Would you like to know when I publish more posts like this? Enter your email address below to subscribe to this blog and receive notifications of new posts by email. You will also receive occasional newsletters with exclusive info and deals only for subscribers and the password to the Downloads page. It’s free and you can unsubscribe at any time but almost nobody does!
5 Comments Add yours
I’m in the middle of this project now on my 1978 C22. Got the old chain plates out and they had a little rust on them but nothing serious and no wood rot. I’m debating the upgrade to the larger chain plates but can’t see paying $177 for parts I don’t need. I have the backing plates and nuts/bolts. I just want the upgraded chain plate. Do you have any suggestions?
Unless you plan to race seriously or go offshore, I wouldn’t make the upgrade a high priority. Those are the kinds of conditions where the 3/8″ bolts were found to be insufficient. For the average day sailor or weekend cruiser, they’re fine and not the weakest link in the rigging.
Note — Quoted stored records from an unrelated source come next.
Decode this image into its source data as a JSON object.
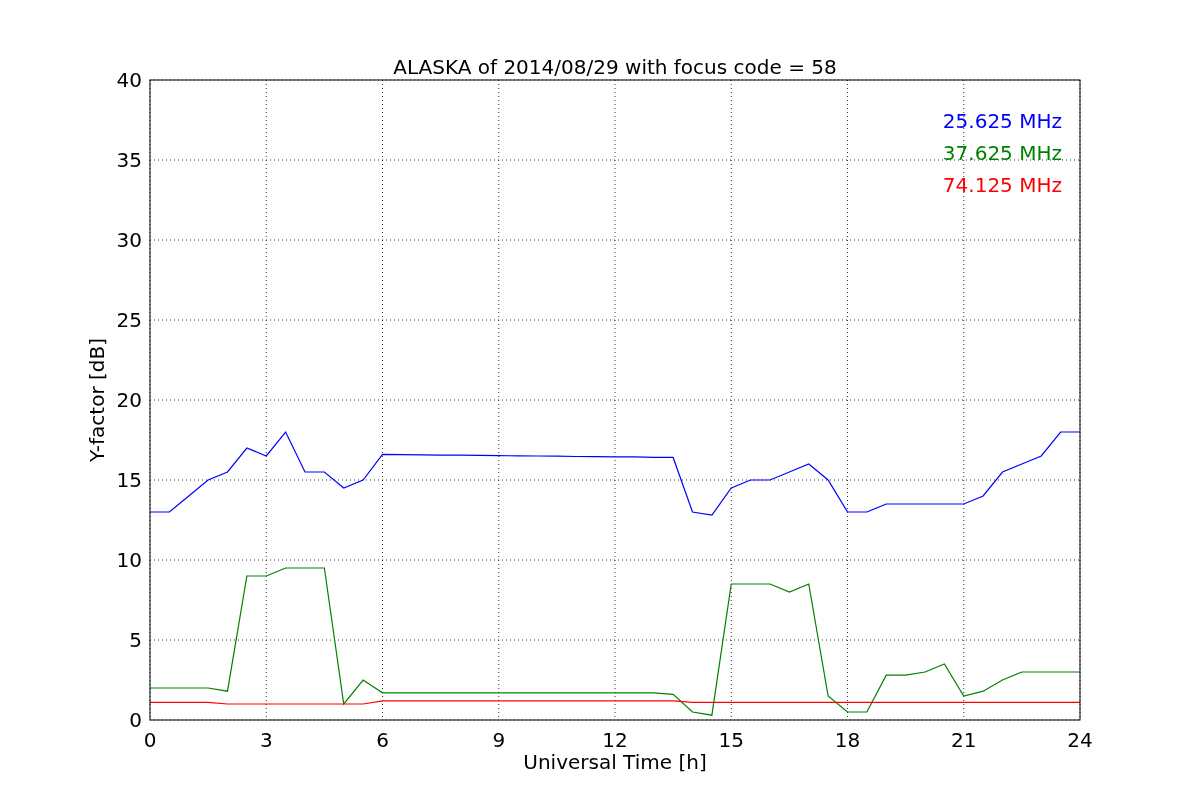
{
  "chart_data": {
    "type": "line",
    "title": "ALASKA of 2014/08/29 with focus code = 58",
    "xlabel": "Universal Time [h]",
    "ylabel": "Y-factor [dB]",
    "x": [
      0,
      0.5,
      1,
      1.5,
      2,
      2.5,
      3,
      3.5,
      4,
      4.5,
      5,
      5.5,
      6,
      6.5,
      7,
      7.5,
      8,
      8.5,
      9,
      9.5,
      10,
      10.5,
      11,
      11.5,
      12,
      12.5,
      13,
      13.5,
      14,
      14.5,
      15,
      15.5,
      16,
      16.5,
      17,
      17.5,
      18,
      18.5,
      19,
      19.5,
      20,
      20.5,
      21,
      21.5,
      22,
      22.5,
      23,
      23.5,
      24
    ],
    "series": [
      {
        "name": "25.625 MHz",
        "color": "#0000ff",
        "values": [
          13,
          13,
          14,
          15,
          15.5,
          17,
          16.5,
          18,
          15.5,
          15.5,
          14.5,
          15,
          16.6,
          16.59,
          16.57,
          16.56,
          16.55,
          16.54,
          16.52,
          16.51,
          16.5,
          16.49,
          16.47,
          16.46,
          16.45,
          16.44,
          16.42,
          16.41,
          13,
          12.8,
          14.5,
          15,
          15,
          15.5,
          16,
          15,
          13,
          13,
          13.5,
          13.5,
          13.5,
          13.5,
          13.5,
          14,
          15.5,
          16,
          16.5,
          18,
          18
        ]
      },
      {
        "name": "37.625 MHz",
        "color": "#008000",
        "values": [
          2,
          2,
          2,
          2,
          1.8,
          9,
          9,
          9.5,
          9.5,
          9.5,
          1,
          2.5,
          1.7,
          1.7,
          1.7,
          1.7,
          1.7,
          1.7,
          1.7,
          1.7,
          1.7,
          1.7,
          1.7,
          1.7,
          1.7,
          1.7,
          1.7,
          1.6,
          0.5,
          0.3,
          8.5,
          8.5,
          8.5,
          8,
          8.5,
          1.5,
          0.5,
          0.5,
          2.8,
          2.8,
          3,
          3.5,
          1.5,
          1.8,
          2.5,
          3,
          3,
          3,
          3
        ]
      },
      {
        "name": "74.125 MHz",
        "color": "#ff0000",
        "values": [
          1.1,
          1.1,
          1.1,
          1.1,
          1,
          1,
          1,
          1,
          1,
          1,
          1,
          1,
          1.2,
          1.2,
          1.2,
          1.2,
          1.2,
          1.2,
          1.2,
          1.2,
          1.2,
          1.2,
          1.2,
          1.2,
          1.2,
          1.2,
          1.2,
          1.2,
          1.1,
          1.1,
          1.1,
          1.1,
          1.1,
          1.1,
          1.1,
          1.1,
          1.1,
          1.1,
          1.1,
          1.1,
          1.1,
          1.1,
          1.1,
          1.1,
          1.1,
          1.1,
          1.1,
          1.1,
          1.1
        ]
      }
    ],
    "grid": true,
    "xlim": [
      0,
      24
    ],
    "ylim": [
      0,
      40
    ],
    "xticks": [
      0,
      3,
      6,
      9,
      12,
      15,
      18,
      21,
      24
    ],
    "yticks": [
      0,
      5,
      10,
      15,
      20,
      25,
      30,
      35,
      40
    ]
  }
}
But if you want to upgrade anyway, look at eBay where you can get them for about half the price of that popular online Catalina parts retailer. There’s several sets listed right now.
Thanks for the advice. It makes sense that it’s really not worth the effort. The boat is 39 years old and the originals just needed to be re-aligned.
I have this exact problem on my newly acquired 1985 Oday 23. The T-bolts are bent and when I compared the chain plate positioning with yours they were the other direction. My problem is I don’t think mine can be turned. I will try and attach a pic of them but note i have plastered the deck side with duct tape for the winter as I try to protect a leak that needs further investigation. Obviously, I may have to remove these plates because of this. Note I am a novice at best with boat repair. Still learning and your site is super valuable to me.
My 1st boat was a Buffalo Knockabout 22 ft . Turnbuckles were like pretzels and nev er knew why. Thanks